··· Entries supplied ···

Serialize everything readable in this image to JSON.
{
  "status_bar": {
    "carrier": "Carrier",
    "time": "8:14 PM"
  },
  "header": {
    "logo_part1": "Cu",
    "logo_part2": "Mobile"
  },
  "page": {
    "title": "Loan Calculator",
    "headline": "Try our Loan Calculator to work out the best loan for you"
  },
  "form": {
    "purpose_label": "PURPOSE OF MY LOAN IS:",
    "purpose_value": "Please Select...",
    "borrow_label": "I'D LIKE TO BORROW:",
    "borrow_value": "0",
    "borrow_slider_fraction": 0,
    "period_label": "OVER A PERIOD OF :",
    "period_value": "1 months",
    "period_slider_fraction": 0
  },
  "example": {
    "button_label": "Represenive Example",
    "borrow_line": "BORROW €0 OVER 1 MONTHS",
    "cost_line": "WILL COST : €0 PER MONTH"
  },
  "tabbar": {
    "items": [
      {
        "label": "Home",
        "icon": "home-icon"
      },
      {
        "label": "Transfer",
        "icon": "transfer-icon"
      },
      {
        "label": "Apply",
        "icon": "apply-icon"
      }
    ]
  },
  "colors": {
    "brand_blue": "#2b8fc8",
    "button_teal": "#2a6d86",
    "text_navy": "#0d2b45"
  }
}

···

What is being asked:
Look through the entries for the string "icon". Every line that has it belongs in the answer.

Result of the task:
        "icon": "home-icon"
        "icon": "transfer-icon"
        "icon": "apply-icon"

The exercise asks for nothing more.